|Annu. Rev. Astron. Astrophys. 1997. 35:
Copyright © 1997 by . All rights reserved
8.2. About the Unbiased Plateau in the MND
In the method of normalized distances (MND), the basic concept is the unbiased plateau, which corresponds to the separate unbiased parts of the Spaenhauer diagram in TEC. After its first utilization by Bottinelli et al (1986), several new developments have matured the understanding of the unbiased plateau. Bottinelli et al (1995) recognized that in the Equation 12 of MND, one should add terms describing how the effective magnitude limit changes due to internal extinction (inclination effect) and galactic extinction; it is also possible that the limiting magnitude depends on the TF parameter p (Bottinelli et al 1988a). One must also include the type dependence in the method (Theureau et al 1997).
Numerical simulations by Ekholm (1996) supported the reliability of MND. An interesting result was that in certain kinds of studies (e.g. for determination of the slope of the TF relation), it is admissible to use galaxies somewhat beyond the unbiased plateau, which increases the sample. In fact, it is a handicap in MND, as well as in TEC, that the number of "useful" galaxies remains small in the unbiased regions, e.g. when one determines the value of Ho. One remedy is to use increasingly large samples. For instance, Bottinelli et al (1986) used the total number of galaxies of 395, and the size of the adopted plateau was 41. Theureau et al (1997) used a KLUN sample (with diameters) that was, after necessary restrictions, 4164, and the adopted plateau contained 478 galaxies. It seems that generally the visible empirical plateau contains about 10% of the total sample. Theureau et al (1997) confirmed this by an analytical calculation, where the cumulative error of <log H> was seen to reach about 1% when the fraction of the sample is 0.1.

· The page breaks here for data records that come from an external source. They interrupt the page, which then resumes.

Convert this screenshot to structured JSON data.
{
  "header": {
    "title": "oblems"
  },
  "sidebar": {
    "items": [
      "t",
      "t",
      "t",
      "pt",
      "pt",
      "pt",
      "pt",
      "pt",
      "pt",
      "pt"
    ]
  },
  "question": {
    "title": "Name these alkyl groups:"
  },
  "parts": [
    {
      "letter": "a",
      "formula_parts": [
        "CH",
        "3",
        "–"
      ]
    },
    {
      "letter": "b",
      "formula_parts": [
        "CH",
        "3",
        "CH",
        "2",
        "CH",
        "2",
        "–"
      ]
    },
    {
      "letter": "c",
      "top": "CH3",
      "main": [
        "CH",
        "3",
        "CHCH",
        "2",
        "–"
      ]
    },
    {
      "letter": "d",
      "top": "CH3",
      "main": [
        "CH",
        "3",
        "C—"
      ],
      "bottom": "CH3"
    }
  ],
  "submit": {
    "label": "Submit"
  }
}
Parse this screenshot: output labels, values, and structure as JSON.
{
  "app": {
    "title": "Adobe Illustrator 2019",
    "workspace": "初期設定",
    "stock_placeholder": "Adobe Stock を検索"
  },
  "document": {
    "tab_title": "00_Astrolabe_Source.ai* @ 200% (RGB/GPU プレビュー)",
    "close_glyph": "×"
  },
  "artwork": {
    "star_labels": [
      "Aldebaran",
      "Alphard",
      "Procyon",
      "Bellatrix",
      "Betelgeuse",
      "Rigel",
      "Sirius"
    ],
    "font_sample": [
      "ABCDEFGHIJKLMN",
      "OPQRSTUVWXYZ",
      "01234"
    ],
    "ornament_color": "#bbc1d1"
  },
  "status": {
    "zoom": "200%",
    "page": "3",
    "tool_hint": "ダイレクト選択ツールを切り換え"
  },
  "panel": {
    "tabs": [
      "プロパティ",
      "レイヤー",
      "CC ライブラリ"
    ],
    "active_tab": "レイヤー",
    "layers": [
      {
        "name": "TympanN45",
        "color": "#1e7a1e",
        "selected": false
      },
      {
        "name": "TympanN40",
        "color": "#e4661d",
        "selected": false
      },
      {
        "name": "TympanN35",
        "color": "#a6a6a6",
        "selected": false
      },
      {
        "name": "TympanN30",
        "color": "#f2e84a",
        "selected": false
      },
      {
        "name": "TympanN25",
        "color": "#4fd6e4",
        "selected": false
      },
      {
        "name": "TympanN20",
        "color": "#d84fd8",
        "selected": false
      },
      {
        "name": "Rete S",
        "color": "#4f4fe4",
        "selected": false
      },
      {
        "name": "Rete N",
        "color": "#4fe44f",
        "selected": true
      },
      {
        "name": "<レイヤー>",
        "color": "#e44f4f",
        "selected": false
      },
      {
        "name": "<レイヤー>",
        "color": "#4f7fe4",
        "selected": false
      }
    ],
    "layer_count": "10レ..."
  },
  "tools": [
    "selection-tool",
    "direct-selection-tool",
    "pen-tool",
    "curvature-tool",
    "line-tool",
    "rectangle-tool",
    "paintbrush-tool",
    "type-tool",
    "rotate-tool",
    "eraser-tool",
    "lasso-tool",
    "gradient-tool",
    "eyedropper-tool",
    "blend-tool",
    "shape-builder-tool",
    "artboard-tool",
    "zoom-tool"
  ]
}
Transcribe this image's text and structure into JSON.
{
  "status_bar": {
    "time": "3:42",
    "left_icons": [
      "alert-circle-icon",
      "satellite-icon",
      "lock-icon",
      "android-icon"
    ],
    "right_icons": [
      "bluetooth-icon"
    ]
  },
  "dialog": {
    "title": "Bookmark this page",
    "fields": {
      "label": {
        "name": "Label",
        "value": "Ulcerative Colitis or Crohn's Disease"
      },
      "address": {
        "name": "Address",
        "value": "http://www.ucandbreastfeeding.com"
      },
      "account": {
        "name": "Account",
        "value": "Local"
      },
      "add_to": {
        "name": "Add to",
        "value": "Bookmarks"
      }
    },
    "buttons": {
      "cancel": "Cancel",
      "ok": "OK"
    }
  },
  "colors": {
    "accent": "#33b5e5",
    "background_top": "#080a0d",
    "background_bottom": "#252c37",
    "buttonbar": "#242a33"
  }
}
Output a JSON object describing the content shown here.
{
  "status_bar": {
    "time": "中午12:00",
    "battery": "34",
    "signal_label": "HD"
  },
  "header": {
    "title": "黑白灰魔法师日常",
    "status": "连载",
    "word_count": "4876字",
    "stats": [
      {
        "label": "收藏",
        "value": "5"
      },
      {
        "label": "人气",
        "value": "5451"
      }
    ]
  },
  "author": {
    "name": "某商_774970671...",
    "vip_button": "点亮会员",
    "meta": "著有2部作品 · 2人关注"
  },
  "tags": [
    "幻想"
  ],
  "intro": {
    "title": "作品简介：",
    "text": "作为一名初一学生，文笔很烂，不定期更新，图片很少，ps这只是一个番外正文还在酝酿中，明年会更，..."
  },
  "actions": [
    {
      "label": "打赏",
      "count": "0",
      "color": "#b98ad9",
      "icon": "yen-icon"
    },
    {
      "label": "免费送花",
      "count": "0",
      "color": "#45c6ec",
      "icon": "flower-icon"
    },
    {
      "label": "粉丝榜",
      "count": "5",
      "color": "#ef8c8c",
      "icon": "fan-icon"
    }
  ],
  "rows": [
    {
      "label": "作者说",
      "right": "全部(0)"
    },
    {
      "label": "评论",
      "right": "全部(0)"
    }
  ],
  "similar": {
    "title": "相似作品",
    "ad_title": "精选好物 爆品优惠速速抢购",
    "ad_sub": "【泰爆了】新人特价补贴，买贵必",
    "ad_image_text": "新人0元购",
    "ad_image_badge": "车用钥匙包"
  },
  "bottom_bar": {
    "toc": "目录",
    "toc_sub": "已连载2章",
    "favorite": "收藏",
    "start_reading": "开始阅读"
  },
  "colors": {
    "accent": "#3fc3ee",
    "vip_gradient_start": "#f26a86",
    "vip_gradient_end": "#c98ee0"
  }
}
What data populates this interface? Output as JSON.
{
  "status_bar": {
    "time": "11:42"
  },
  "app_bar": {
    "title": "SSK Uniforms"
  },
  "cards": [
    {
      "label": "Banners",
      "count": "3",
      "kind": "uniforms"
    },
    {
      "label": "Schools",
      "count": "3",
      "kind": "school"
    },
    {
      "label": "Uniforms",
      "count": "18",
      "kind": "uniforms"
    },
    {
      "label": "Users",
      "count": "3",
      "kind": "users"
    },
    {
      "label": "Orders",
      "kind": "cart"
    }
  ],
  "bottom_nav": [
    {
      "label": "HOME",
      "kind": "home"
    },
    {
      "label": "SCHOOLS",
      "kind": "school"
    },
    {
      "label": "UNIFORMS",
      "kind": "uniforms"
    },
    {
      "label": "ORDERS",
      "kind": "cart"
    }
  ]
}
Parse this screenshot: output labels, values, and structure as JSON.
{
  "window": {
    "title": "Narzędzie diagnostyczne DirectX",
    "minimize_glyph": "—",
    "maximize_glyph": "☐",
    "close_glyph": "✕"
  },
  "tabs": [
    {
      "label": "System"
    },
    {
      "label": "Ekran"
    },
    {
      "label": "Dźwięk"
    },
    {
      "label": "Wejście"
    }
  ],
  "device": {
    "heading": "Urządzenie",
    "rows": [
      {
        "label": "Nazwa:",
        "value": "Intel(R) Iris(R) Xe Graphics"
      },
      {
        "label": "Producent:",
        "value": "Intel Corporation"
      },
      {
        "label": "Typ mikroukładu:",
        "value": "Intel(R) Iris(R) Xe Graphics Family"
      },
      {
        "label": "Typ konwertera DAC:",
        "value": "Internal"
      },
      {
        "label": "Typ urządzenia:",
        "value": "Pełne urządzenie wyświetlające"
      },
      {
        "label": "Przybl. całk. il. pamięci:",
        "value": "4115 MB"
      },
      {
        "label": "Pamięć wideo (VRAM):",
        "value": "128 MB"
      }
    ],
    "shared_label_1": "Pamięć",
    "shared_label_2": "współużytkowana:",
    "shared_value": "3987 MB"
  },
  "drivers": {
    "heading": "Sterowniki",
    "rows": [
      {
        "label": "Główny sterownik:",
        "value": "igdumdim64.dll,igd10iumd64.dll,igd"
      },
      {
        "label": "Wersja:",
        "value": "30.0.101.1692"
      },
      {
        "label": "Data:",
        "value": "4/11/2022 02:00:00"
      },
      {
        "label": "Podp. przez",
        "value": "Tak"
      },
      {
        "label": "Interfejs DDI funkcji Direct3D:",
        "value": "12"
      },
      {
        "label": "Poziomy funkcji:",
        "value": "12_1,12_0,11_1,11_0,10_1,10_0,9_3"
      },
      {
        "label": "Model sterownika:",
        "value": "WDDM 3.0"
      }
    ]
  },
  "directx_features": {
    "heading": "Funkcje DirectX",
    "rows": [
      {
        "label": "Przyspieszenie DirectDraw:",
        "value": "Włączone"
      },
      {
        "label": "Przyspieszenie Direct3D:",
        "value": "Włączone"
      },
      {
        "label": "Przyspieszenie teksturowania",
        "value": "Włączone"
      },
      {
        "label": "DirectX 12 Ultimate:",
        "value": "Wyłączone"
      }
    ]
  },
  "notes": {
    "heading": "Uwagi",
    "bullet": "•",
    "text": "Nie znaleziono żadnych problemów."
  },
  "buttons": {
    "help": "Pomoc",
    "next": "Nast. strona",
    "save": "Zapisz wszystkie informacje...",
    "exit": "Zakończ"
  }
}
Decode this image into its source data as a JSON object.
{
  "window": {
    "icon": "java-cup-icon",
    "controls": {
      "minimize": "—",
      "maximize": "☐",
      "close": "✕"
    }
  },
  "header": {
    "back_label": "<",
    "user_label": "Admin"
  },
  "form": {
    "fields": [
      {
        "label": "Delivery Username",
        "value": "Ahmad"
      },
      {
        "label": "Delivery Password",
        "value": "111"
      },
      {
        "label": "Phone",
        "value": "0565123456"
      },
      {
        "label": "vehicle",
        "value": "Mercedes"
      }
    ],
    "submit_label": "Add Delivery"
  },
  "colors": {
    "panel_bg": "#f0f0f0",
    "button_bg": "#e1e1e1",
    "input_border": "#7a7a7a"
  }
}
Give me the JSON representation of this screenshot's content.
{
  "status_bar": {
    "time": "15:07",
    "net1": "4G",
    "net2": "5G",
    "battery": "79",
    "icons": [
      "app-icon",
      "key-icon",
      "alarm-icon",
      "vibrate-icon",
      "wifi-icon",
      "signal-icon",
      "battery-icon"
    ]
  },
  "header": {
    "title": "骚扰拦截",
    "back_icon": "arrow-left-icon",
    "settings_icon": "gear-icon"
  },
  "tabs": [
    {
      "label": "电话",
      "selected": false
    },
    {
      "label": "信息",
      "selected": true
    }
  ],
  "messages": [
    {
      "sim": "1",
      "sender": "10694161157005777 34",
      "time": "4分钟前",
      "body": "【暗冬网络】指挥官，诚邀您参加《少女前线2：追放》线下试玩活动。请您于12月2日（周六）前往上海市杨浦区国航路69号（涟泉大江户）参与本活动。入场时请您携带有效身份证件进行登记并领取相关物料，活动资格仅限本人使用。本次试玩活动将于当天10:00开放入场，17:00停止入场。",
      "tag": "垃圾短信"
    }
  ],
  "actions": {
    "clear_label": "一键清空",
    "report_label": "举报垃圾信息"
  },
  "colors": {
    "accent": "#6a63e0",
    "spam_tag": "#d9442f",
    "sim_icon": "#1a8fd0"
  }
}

Because of the small number of plateau galaxies, one would be willing to use for the determination of Ho the inverse relation, where, in principle, one could use the whole sample. However, the various problems with the inverse relation (Section 5) must be solved before it can be safely used as an independent distance indicator.